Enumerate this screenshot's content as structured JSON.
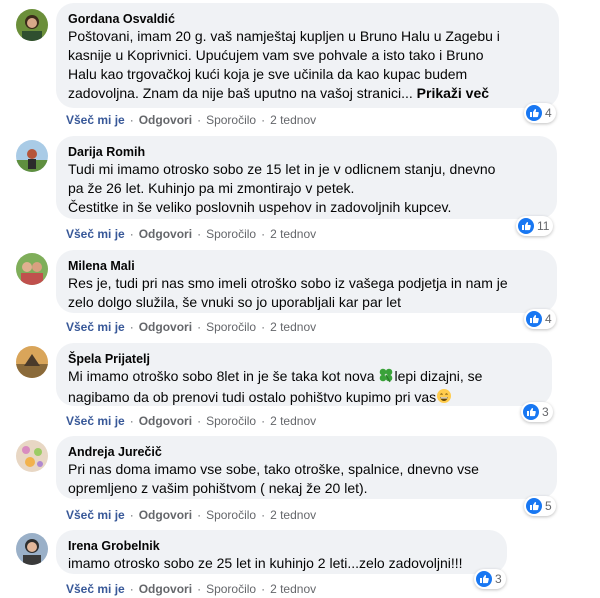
{
  "labels": {
    "like": "Všeč mi je",
    "reply": "Odgovori",
    "share": "Sporočilo",
    "sep": "·"
  },
  "colors": {
    "like_blue": "#1877f2",
    "bubble": "#f0f2f5",
    "meta": "#65676b"
  },
  "comments": [
    {
      "author": "Gordana Osvaldić",
      "text": "Poštovani, imam 20 g. vaš namještaj kupljen u Bruno Halu u Zagebu i\nkasnije u Koprivnici. Upućujem vam sve pohvale a isto tako i Bruno\nHalu kao trgovačkoj kući koja je sve učinila da kao kupac budem\nzadovoljna. Znam da nije baš uputno na vašoj stranici...",
      "more": "Prikaži več",
      "likes": "4",
      "time": "2 tednov"
    },
    {
      "author": "Darija Romih",
      "text": "Tudi mi imamo otrosko sobo ze 15 let in je v odlicnem stanju, dnevno\npa že 26 let. Kuhinjo pa mi zmontirajo v petek.\nČestitke in še veliko poslovnih uspehov in zadovoljnih kupcev.",
      "likes": "11",
      "time": "2 tednov"
    },
    {
      "author": "Milena Mali",
      "text": "Res je, tudi pri nas smo imeli otroško sobo iz vašega podjetja in nam je\nzelo dolgo služila, še vnuki so jo uporabljali kar par let",
      "likes": "4",
      "time": "2 tednov"
    },
    {
      "author": "Špela Prijatelj",
      "text_a": "Mi imamo otroško sobo 8let in je še taka kot nova ",
      "text_b": "lepi dizajni, se\nnagibamo da ob prenovi tudi ostalo pohištvo kupimo pri vas",
      "likes": "3",
      "time": "2 tednov"
    },
    {
      "author": "Andreja Jurečič",
      "text": "Pri nas doma imamo vse sobe, tako otroške, spalnice, dnevno vse\nopremljeno z vašim pohištvom ( nekaj že 20 let).",
      "likes": "5",
      "time": "2 tednov"
    },
    {
      "author": "Irena Grobelnik",
      "text": "imamo otrosko sobo ze 25 let in kuhinjo 2 leti...zelo zadovoljni!!!",
      "likes": "3",
      "time": "2 tednov"
    }
  ]
}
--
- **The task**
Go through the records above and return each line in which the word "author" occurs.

- **Written response**
      "author": "Gordana Osvaldić",
      "author": "Darija Romih",
      "author": "Milena Mali",
      "author": "Špela Prijatelj",
      "author": "Andreja Jurečič",
      "author": "Irena Grobelnik",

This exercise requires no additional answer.